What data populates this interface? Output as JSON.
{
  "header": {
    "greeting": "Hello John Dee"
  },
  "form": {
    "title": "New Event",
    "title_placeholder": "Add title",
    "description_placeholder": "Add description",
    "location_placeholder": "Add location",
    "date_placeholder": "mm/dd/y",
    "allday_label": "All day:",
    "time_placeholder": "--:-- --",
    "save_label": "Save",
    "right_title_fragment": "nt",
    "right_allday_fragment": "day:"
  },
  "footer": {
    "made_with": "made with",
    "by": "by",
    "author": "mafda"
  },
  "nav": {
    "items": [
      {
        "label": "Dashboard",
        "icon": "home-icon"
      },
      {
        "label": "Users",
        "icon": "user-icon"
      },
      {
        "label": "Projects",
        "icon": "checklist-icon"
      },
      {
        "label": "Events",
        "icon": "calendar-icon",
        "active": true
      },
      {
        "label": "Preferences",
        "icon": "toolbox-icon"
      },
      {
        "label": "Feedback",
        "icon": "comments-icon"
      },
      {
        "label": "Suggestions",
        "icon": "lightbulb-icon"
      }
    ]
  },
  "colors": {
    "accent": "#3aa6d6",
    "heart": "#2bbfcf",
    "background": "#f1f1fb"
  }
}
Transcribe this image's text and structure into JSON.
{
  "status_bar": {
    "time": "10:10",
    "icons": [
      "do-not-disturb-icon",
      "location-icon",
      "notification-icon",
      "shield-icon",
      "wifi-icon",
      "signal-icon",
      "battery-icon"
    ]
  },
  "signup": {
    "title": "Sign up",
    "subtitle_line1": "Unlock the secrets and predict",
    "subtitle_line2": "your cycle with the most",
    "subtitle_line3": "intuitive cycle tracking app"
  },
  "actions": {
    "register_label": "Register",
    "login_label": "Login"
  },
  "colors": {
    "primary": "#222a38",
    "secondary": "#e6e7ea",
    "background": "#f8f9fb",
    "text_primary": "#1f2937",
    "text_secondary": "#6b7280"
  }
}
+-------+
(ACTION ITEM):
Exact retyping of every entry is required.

(RESPONSE AREA):
What data populates this interface? Output as JSON.
{
  "header": {
    "greeting": "Hello John Dee"
  },
  "form": {
    "title": "New Event",
    "title_placeholder": "Add title",
    "description_placeholder": "Add description",
    "location_placeholder": "Add location",
    "date_placeholder": "mm/dd/y",
    "allday_label": "All day:",
    "time_placeholder": "--:-- --",
    "save_label": "Save",
    "right_title_fragment": "nt",
    "right_allday_fragment": "day:"
  },
  "footer": {
    "made_with": "made with",
    "by": "by",
    "author": "mafda"
  },
  "nav": {
    "items": [
      {
        "label": "Dashboard",
        "icon": "home-icon"
      },
      {
        "label": "Users",
        "icon": "user-icon"
      },
      {
        "label": "Projects",
        "icon": "checklist-icon"
      },
      {
        "label": "Events",
        "icon": "calendar-icon",
        "active": true
      },
      {
        "label": "Preferences",
        "icon": "toolbox-icon"
      },
      {
        "label": "Feedback",
        "icon": "comments-icon"
      },
      {
        "label": "Suggestions",
        "icon": "lightbulb-icon"
      }
    ]
  },
  "colors": {
    "accent": "#3aa6d6",
    "heart": "#2bbfcf",
    "background": "#f1f1fb"
  }
}
Transcribe this image's text and structure into JSON.
{
  "status_bar": {
    "time": "10:10",
    "icons": [
      "do-not-disturb-icon",
      "location-icon",
      "notification-icon",
      "shield-icon",
      "wifi-icon",
      "signal-icon",
      "battery-icon"
    ]
  },
  "signup": {
    "title": "Sign up",
    "subtitle_line1": "Unlock the secrets and predict",
    "subtitle_line2": "your cycle with the most",
    "subtitle_line3": "intuitive cycle tracking app"
  },
  "actions": {
    "register_label": "Register",
    "login_label": "Login"
  },
  "colors": {
    "primary": "#222a38",
    "secondary": "#e6e7ea",
    "background": "#f8f9fb",
    "text_primary": "#1f2937",
    "text_secondary": "#6b7280"
  }
}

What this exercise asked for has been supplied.